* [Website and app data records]
++++++++++++++++++++

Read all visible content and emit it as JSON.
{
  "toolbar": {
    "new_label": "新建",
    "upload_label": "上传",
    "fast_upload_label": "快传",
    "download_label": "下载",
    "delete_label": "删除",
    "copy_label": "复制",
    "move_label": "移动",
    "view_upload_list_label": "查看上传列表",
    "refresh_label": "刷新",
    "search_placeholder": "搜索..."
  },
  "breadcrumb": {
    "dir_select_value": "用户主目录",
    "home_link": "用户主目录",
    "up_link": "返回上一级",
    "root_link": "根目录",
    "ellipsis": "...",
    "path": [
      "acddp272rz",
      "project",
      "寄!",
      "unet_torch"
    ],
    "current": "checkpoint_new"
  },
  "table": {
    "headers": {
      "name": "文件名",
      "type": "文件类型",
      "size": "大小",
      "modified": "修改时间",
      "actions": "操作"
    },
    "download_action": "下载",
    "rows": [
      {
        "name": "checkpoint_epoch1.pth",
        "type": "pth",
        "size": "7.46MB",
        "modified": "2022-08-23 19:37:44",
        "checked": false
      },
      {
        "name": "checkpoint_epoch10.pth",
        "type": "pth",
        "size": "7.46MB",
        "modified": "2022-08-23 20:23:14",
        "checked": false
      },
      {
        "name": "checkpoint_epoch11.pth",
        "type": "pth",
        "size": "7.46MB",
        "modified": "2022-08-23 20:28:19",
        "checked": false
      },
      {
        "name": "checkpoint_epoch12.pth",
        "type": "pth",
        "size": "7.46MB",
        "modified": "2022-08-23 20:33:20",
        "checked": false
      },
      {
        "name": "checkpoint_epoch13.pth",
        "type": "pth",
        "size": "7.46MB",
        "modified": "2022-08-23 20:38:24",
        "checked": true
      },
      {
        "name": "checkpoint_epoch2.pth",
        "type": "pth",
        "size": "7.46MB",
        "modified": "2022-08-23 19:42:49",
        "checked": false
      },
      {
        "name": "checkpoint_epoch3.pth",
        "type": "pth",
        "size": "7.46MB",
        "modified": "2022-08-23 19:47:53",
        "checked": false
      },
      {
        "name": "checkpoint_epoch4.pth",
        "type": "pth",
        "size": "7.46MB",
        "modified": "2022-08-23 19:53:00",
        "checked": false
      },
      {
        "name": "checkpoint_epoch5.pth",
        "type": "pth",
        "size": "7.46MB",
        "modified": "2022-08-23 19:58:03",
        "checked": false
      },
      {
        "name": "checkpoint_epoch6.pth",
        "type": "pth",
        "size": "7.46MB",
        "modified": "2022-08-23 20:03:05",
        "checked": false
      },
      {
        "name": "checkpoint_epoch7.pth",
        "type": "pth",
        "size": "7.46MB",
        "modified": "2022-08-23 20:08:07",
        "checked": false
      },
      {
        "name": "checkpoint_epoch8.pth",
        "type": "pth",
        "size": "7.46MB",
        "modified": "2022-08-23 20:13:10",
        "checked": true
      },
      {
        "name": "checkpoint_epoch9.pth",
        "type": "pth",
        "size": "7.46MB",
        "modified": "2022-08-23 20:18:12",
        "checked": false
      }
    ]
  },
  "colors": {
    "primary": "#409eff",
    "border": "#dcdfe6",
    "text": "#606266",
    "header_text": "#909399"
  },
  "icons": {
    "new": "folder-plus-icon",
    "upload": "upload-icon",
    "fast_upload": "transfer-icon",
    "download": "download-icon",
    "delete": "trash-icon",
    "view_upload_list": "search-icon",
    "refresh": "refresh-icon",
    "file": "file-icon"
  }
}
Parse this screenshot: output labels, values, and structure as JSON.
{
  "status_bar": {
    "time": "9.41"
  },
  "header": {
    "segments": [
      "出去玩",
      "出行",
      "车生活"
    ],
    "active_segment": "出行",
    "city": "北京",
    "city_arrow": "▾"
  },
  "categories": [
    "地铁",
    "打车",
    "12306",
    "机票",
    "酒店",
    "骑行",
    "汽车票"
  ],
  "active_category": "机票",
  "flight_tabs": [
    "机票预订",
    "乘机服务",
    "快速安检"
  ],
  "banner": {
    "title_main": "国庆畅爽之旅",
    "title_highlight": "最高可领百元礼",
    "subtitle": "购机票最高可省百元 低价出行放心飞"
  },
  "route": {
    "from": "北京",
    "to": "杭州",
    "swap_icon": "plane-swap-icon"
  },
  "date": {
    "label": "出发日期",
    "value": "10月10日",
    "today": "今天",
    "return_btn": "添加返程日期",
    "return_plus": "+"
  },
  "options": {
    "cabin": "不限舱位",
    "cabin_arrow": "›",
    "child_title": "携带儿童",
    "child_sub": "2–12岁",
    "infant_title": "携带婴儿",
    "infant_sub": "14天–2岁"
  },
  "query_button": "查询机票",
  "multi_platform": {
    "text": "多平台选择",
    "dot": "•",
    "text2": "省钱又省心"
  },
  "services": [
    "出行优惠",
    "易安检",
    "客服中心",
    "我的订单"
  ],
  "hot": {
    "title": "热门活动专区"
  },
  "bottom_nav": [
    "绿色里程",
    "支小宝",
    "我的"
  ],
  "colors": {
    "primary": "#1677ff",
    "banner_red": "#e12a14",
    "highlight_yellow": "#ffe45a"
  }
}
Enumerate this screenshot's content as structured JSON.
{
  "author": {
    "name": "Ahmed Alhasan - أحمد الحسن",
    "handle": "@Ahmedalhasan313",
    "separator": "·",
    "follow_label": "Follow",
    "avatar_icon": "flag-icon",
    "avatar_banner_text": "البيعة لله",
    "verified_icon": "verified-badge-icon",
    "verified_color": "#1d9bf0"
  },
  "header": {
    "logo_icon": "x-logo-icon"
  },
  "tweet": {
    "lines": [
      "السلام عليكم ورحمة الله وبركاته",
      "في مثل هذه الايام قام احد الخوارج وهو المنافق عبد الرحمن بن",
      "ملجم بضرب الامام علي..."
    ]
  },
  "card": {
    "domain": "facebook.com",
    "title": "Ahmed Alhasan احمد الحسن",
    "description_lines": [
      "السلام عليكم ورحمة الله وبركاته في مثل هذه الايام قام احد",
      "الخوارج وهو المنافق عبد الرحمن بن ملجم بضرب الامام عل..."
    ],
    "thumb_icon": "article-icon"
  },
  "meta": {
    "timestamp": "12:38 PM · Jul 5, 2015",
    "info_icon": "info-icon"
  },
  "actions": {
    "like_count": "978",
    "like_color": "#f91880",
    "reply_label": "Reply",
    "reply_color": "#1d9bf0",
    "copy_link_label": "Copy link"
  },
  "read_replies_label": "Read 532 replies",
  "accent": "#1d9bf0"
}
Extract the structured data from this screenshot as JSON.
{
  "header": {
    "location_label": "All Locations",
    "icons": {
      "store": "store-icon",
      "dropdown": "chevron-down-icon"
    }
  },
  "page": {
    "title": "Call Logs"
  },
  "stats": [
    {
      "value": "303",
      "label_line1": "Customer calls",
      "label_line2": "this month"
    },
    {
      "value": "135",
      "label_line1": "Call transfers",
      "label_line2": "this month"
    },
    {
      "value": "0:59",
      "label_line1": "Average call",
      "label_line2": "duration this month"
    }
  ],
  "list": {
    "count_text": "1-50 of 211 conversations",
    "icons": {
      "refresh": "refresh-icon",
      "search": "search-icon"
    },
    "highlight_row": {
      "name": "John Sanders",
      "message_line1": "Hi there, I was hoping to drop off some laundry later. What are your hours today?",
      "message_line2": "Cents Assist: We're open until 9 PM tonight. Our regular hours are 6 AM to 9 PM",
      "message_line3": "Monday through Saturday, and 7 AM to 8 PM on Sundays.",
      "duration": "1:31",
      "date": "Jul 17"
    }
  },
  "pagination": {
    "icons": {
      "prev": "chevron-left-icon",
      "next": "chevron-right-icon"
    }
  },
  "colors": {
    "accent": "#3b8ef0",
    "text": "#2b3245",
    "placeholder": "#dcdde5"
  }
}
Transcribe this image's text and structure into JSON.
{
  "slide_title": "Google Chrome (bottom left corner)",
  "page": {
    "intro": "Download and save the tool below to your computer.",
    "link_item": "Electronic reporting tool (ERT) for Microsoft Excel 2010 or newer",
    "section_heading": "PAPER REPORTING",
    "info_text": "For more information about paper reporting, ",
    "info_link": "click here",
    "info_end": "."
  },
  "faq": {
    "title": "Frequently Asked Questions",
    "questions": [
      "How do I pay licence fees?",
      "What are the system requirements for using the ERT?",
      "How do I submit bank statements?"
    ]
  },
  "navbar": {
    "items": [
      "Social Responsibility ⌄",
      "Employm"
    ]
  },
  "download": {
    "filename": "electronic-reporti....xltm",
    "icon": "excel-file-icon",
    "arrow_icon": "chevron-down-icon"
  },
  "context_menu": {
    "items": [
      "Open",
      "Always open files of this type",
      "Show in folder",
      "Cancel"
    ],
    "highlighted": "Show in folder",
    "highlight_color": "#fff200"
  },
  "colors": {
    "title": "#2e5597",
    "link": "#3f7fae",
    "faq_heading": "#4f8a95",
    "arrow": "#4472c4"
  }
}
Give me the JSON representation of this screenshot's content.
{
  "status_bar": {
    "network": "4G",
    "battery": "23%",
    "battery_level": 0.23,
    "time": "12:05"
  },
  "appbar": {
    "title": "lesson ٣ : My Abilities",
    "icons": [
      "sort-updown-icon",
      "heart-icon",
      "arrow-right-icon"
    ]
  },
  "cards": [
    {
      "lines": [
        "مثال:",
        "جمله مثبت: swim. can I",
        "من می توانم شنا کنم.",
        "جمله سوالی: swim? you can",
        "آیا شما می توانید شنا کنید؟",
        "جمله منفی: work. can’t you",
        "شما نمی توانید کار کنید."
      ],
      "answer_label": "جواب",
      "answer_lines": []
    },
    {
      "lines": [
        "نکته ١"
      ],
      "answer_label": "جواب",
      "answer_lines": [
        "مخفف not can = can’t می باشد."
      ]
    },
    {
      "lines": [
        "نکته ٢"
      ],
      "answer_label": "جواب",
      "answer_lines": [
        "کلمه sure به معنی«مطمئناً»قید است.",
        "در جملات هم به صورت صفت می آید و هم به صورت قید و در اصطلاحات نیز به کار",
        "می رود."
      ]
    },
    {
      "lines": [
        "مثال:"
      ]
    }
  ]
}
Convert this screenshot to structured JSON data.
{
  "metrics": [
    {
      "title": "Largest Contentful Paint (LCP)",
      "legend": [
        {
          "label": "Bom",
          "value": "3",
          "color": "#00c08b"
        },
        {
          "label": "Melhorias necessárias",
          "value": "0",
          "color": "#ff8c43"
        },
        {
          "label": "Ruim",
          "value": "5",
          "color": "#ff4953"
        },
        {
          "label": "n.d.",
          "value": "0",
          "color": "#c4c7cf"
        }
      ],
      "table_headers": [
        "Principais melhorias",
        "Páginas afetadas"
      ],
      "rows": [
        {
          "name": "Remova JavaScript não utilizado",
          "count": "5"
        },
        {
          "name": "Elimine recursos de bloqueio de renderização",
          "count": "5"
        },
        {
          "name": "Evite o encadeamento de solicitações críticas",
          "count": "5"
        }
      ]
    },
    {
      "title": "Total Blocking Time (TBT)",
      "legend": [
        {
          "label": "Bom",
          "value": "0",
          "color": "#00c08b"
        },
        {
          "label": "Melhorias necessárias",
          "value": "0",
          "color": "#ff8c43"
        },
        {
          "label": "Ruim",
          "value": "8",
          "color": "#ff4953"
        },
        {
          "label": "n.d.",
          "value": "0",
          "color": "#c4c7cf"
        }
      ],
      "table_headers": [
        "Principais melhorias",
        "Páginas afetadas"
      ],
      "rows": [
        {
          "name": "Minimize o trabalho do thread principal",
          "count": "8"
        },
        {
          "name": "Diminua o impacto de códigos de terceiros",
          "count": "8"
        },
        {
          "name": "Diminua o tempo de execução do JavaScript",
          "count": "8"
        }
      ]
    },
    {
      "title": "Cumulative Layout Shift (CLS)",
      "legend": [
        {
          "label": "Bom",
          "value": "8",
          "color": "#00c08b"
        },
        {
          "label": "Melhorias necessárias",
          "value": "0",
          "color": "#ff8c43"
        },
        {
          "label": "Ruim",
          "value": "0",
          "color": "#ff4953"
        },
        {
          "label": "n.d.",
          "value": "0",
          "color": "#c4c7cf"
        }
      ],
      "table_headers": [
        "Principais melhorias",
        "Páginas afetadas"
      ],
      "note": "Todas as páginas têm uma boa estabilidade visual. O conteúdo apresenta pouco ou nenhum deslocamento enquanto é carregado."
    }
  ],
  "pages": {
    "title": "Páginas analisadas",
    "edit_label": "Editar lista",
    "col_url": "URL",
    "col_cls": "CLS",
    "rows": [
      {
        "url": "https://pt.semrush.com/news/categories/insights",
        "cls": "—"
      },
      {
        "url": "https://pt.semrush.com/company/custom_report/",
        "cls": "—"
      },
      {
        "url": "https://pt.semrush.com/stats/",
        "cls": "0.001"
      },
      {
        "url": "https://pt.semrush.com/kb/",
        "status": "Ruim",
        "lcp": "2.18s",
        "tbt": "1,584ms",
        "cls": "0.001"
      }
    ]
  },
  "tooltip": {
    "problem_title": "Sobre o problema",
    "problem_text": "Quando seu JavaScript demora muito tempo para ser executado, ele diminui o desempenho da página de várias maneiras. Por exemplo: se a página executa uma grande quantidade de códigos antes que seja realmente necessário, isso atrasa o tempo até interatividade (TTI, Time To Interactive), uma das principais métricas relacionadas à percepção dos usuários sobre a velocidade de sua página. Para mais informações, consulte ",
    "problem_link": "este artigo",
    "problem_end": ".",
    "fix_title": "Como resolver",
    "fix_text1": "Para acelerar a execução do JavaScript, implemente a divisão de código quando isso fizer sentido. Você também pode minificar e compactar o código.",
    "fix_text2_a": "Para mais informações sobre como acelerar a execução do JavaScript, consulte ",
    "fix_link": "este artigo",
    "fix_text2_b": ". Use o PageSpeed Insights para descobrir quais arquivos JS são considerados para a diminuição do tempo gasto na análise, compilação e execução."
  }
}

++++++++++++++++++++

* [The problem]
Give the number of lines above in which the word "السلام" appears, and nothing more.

* [Response below]
2